That is a short-term hardware plan, just to get going. In the long run, Moon Macrosystems has to offer some kind of differentiation on hardware, assuming that the idea of integrated hardware-software systems or enterprise appliances or whatever you want to call them is real. The important thing about the hardware, the real ASS/500 system, is that it be integrated, like Cisco is doing with the California box in terms of system and storage networking using Fibre Channel over Ethernet for storage. (But Cisco forgot the storage.) Or like HP's Matrix blade platform, which is missing the Fibre Channel over Ethernet.

Moon Macrosystems could just use the Xsigo I/O virtualization appliance and Super Micro whiteboxes and just get around the whole issue. This is Dell's backup plan, and it has the virtue of working on both rack and blade servers. IBM and HP have not done much in terms of virtualizing I/O for rack servers, unless they are Power-based machines in the case of IBM or Itanium-based machines in the case of HP.

You wanna server to chase volumes with Lunaris? You want to be in SMB accounts like HP, Dell, and IBM. Then you need tower servers and blade servers that run on normal wall power. Don't screw this up like Sun has for the past decade.
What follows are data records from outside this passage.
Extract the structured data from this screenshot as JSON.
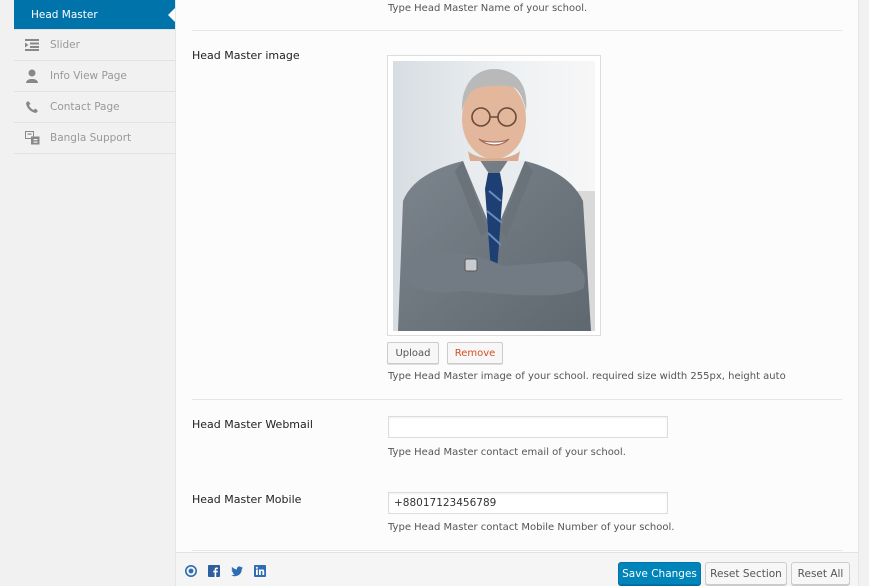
{
  "sidebar": {
    "items": [
      {
        "label": "Head Master",
        "icon": "active-arrow",
        "active": true
      },
      {
        "label": "Slider",
        "icon": "list-indent-icon"
      },
      {
        "label": "Info View Page",
        "icon": "user-icon"
      },
      {
        "label": "Contact Page",
        "icon": "phone-icon"
      },
      {
        "label": "Bangla Support",
        "icon": "translate-icon"
      }
    ]
  },
  "fields": {
    "name_desc": "Type Head Master Name of your school.",
    "image": {
      "label": "Head Master image",
      "upload_label": "Upload",
      "remove_label": "Remove",
      "desc": "Type Head Master image of your school. required size width 255px, height auto"
    },
    "webmail": {
      "label": "Head Master Webmail",
      "value": "",
      "desc": "Type Head Master contact email of your school."
    },
    "mobile": {
      "label": "Head Master Mobile",
      "value": "+88017123456789",
      "desc": "Type Head Master contact Mobile Number of your school."
    }
  },
  "footer": {
    "social_icons": [
      "circle-logo-icon",
      "facebook-icon",
      "twitter-icon",
      "linkedin-icon"
    ],
    "save_label": "Save Changes",
    "reset_section_label": "Reset Section",
    "reset_all_label": "Reset All"
  },
  "colors": {
    "accent": "#0073aa",
    "primary_button": "#0085ba",
    "remove": "#d54e21"
  }
}
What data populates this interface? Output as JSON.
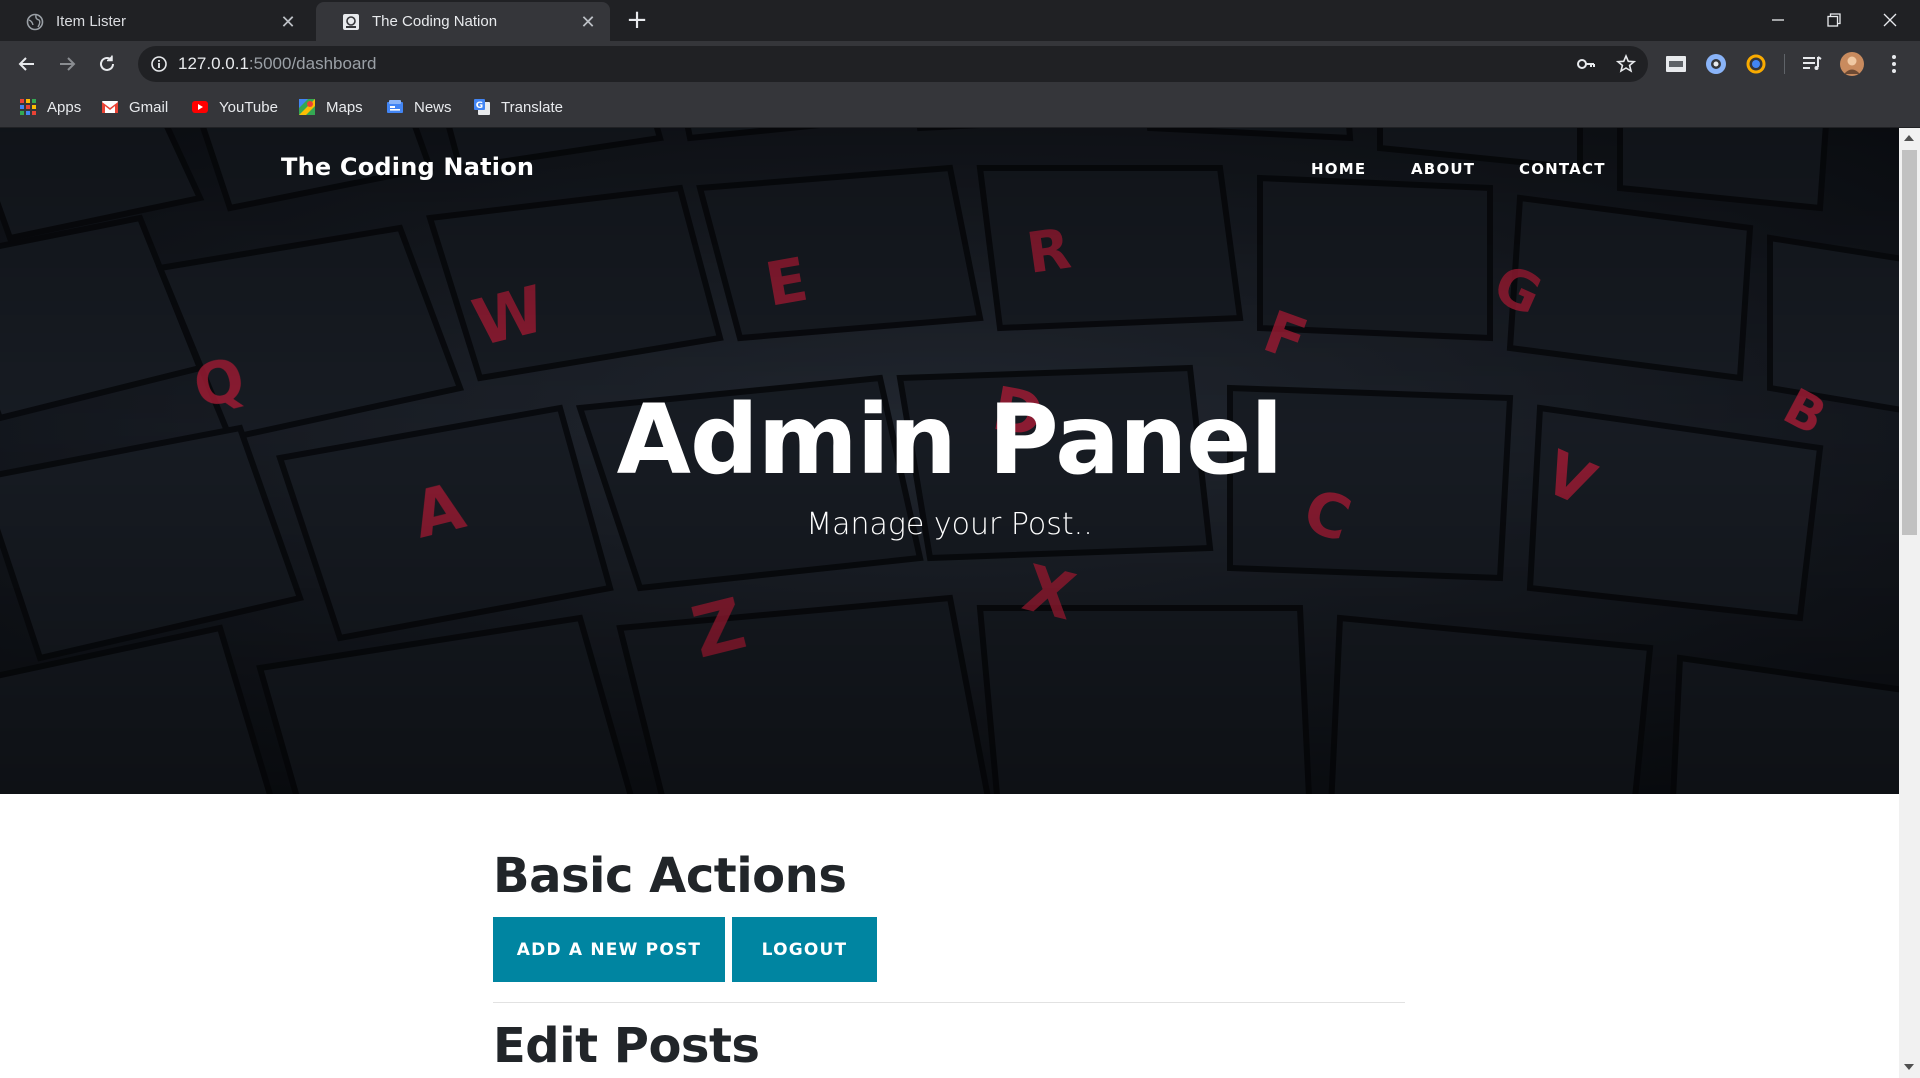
{
  "browser": {
    "tabs": [
      {
        "title": "Item Lister",
        "active": false
      },
      {
        "title": "The Coding Nation",
        "active": true
      }
    ],
    "url_host": "127.0.0.1",
    "url_path": ":5000/dashboard",
    "bookmarks": [
      {
        "label": "Apps",
        "icon": "apps-grid-icon"
      },
      {
        "label": "Gmail",
        "icon": "gmail-icon"
      },
      {
        "label": "YouTube",
        "icon": "youtube-icon"
      },
      {
        "label": "Maps",
        "icon": "maps-icon"
      },
      {
        "label": "News",
        "icon": "news-icon"
      },
      {
        "label": "Translate",
        "icon": "translate-icon"
      }
    ]
  },
  "site": {
    "brand": "The Coding Nation",
    "nav": [
      "HOME",
      "ABOUT",
      "CONTACT"
    ]
  },
  "hero": {
    "title": "Admin Panel",
    "subtitle": "Manage your Post.."
  },
  "basic_actions": {
    "heading": "Basic Actions",
    "buttons": [
      "ADD A NEW POST",
      "LOGOUT"
    ]
  },
  "edit_posts": {
    "heading": "Edit Posts"
  },
  "colors": {
    "accent": "#0085a1",
    "chrome_dark": "#202124",
    "chrome_toolbar": "#35363a"
  }
}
Now, a brief note about marketing. I think some Moon Macrosystems tattoos placed on celebrity booties would probably do the trick as a publicity stunt. I am thinking JLo for the boys and Hugh Jackman for the girls as a good start. Let the marketing hang out there, people. Just don't talk about being the dot in dot-com, or the Web in Web 2.0 or go on and on about open network systems or some other nonsense. Help people save their asses in this awful economy, and they will help you save your own. All you gotta do to start is find your own with both hands.

One last thing. If by some miracle this actually makes money, save it. Don't ever go public and don't ever let the private equity companies take control. Be happy running a business, employing people, and serving customers. Let that be your reward. All the rest is vapordough anyway. ®
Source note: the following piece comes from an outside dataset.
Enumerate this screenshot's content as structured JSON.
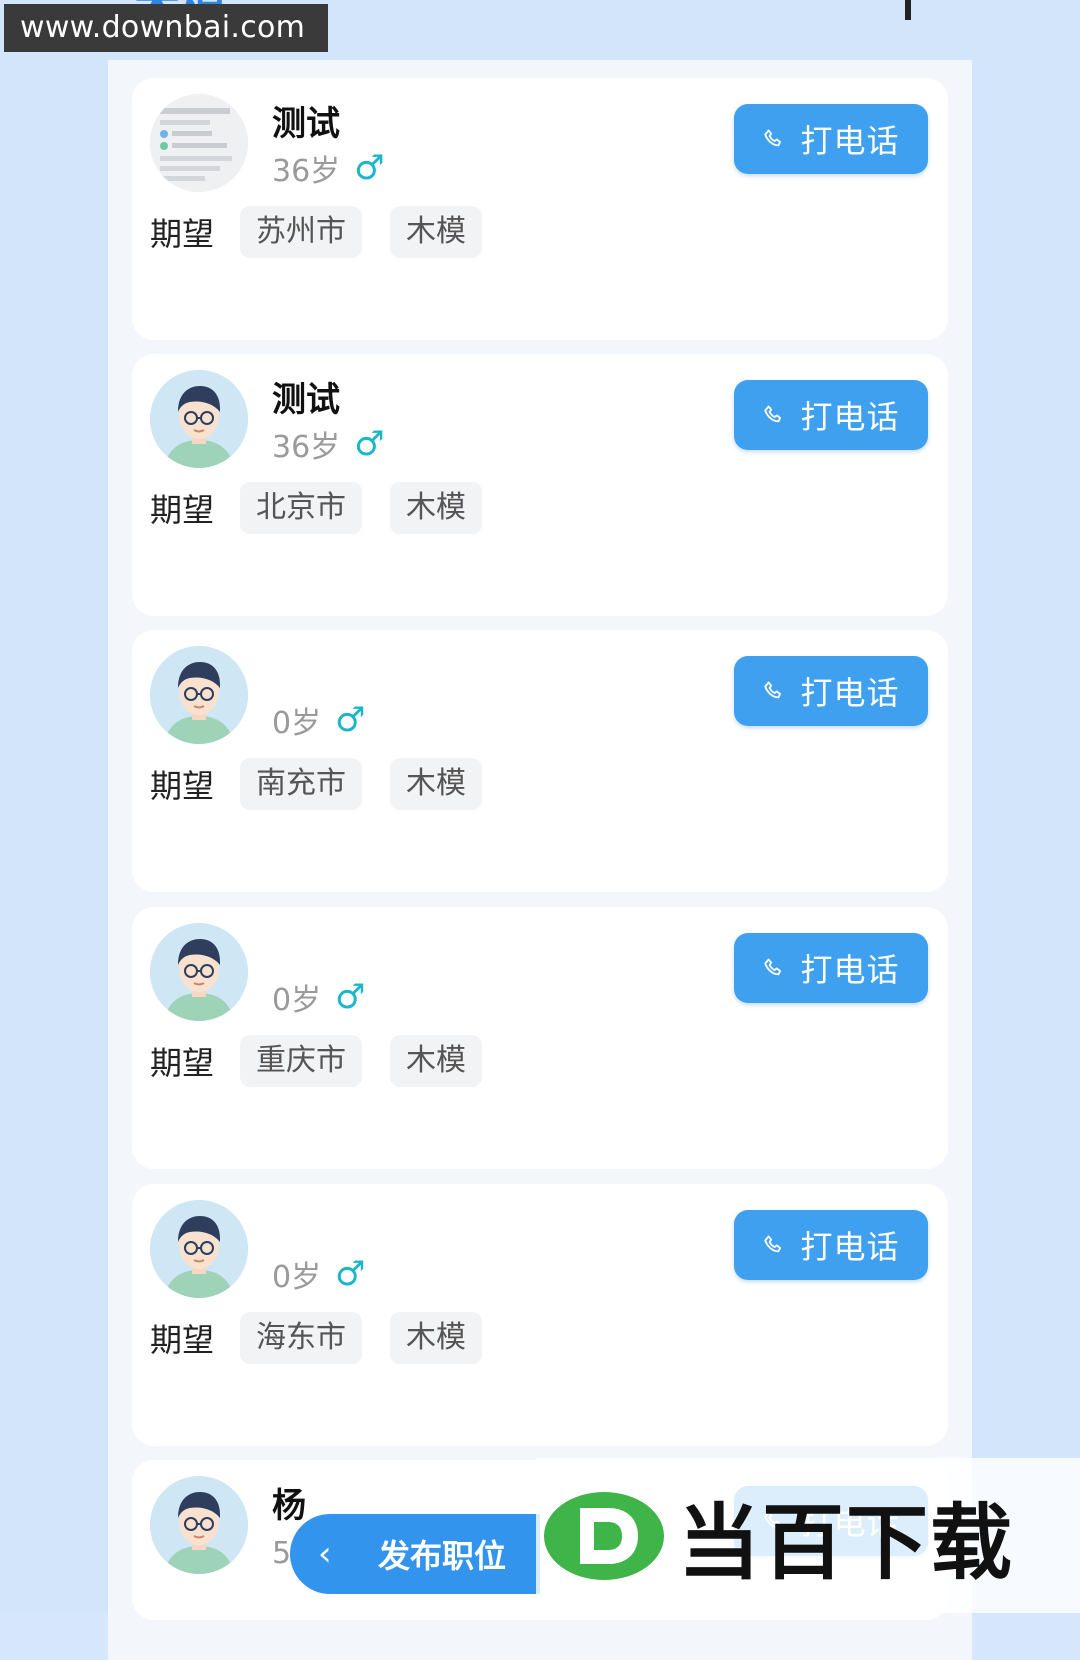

The essential guide to IT transformation

More from The Register

next story
The Return of BSOD: Does ANYONE trust Microsoft patches?
Sysadmins, you're either fighting fires or seen as incompetents now
Microsoft: Azure isn't ready for biz-critical apps … yet
Microsoft will move its own IT to the cloud to avoid $200m server bill
Oracle reveals 32-core, 10 BEEELLION-transistor SPARC M7
New chip scales to 1024 cores, 8192 threads 64 TB RAM, at speeds over 3.6GHz
Docker kicks KVM's butt in IBM tests
Big Blue finds containers are speedy, but may not have much room to improve
US regulators OK sale of IBM's x86 server biz to Lenovo
Now all that remains is for gov't offices to ban the boxes
Flash could be CHEAPER than SAS DISK? Come off it, NetApp
Stats analysis reckons we'll hit that point in just three years
Object storage bods Exablox: RAID is dead, baby. RAID is dead
Bring your own disks to its object appliances
prev story
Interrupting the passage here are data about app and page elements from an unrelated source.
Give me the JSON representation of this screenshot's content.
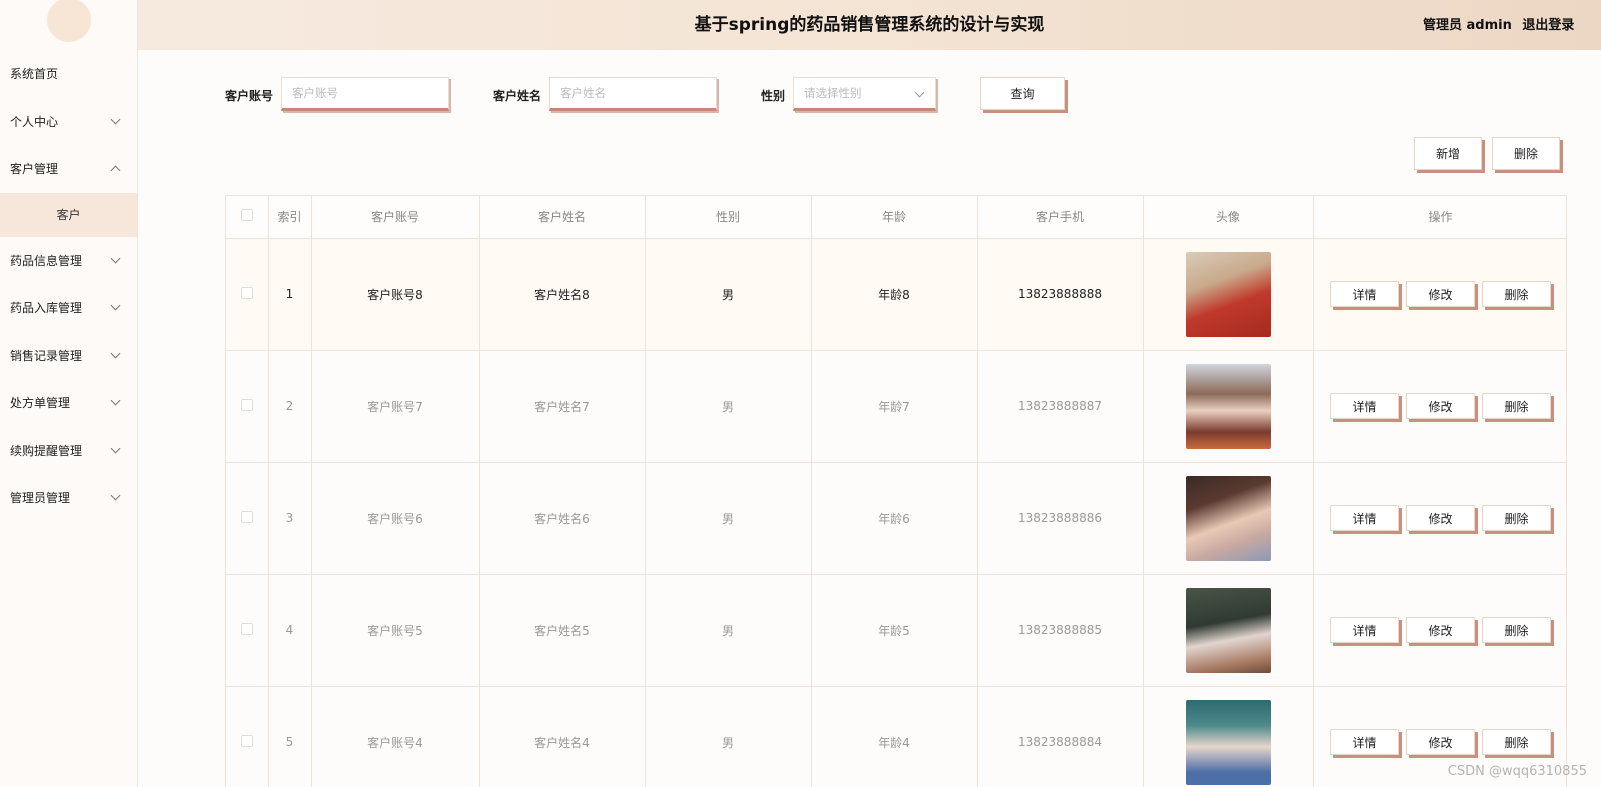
{
  "app": {
    "title": "基于spring的药品销售管理系统的设计与实现",
    "user_role": "管理员 admin",
    "logout": "退出登录"
  },
  "sidebar": {
    "items": [
      {
        "label": "系统首页",
        "icon": "none"
      },
      {
        "label": "个人中心",
        "icon": "chevron-down"
      },
      {
        "label": "客户管理",
        "icon": "chevron-up"
      },
      {
        "label": "药品信息管理",
        "icon": "chevron-down"
      },
      {
        "label": "药品入库管理",
        "icon": "chevron-down"
      },
      {
        "label": "销售记录管理",
        "icon": "chevron-down"
      },
      {
        "label": "处方单管理",
        "icon": "chevron-down"
      },
      {
        "label": "续购提醒管理",
        "icon": "chevron-down"
      },
      {
        "label": "管理员管理",
        "icon": "chevron-down"
      }
    ],
    "submenu_selected": "客户"
  },
  "search": {
    "account_label": "客户账号",
    "account_placeholder": "客户账号",
    "name_label": "客户姓名",
    "name_placeholder": "客户姓名",
    "gender_label": "性别",
    "gender_placeholder": "请选择性别",
    "query_button": "查询"
  },
  "actions": {
    "add": "新增",
    "delete": "删除"
  },
  "table": {
    "headers": [
      "索引",
      "客户账号",
      "客户姓名",
      "性别",
      "年龄",
      "客户手机",
      "头像",
      "操作"
    ],
    "op_labels": {
      "detail": "详情",
      "edit": "修改",
      "delete": "删除"
    },
    "rows": [
      {
        "index": "1",
        "account": "客户账号8",
        "name": "客户姓名8",
        "gender": "男",
        "age": "年龄8",
        "phone": "13823888888"
      },
      {
        "index": "2",
        "account": "客户账号7",
        "name": "客户姓名7",
        "gender": "男",
        "age": "年龄7",
        "phone": "13823888887"
      },
      {
        "index": "3",
        "account": "客户账号6",
        "name": "客户姓名6",
        "gender": "男",
        "age": "年龄6",
        "phone": "13823888886"
      },
      {
        "index": "4",
        "account": "客户账号5",
        "name": "客户姓名5",
        "gender": "男",
        "age": "年龄5",
        "phone": "13823888885"
      },
      {
        "index": "5",
        "account": "客户账号4",
        "name": "客户姓名4",
        "gender": "男",
        "age": "年龄4",
        "phone": "13823888884"
      }
    ]
  },
  "watermark": "CSDN @wqq6310855",
  "colors": {
    "accent": "#c9907e",
    "header_start": "#f6eadf",
    "header_end": "#ecd7c4",
    "submenu_bg": "#f7e7da"
  }
}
Whitepapers

5 things you didn’t know about cloud backup
IT departments are embracing cloud backup, but there’s a lot you need to know before choosing a service provider. Learn all the critical things you need to know.
Implementing global e-invoicing with guaranteed legal certainty
Explaining the role local tax compliance plays in successful supply chain management and e-business and how leading global brands are addressing this.
Build a business case: developing custom apps
Learn how to maximize the value of custom applications by accelerating and simplifying their development.
Rethinking backup and recovery in the modern data center
Combining intelligence, operational analytics, and automation to enable efficient, data-driven IT organizations using the HP ABR approach.
Next gen security for virtualised datacentres
Legacy security solutions are inefficient due to the architectural differences between physical and virtual environments.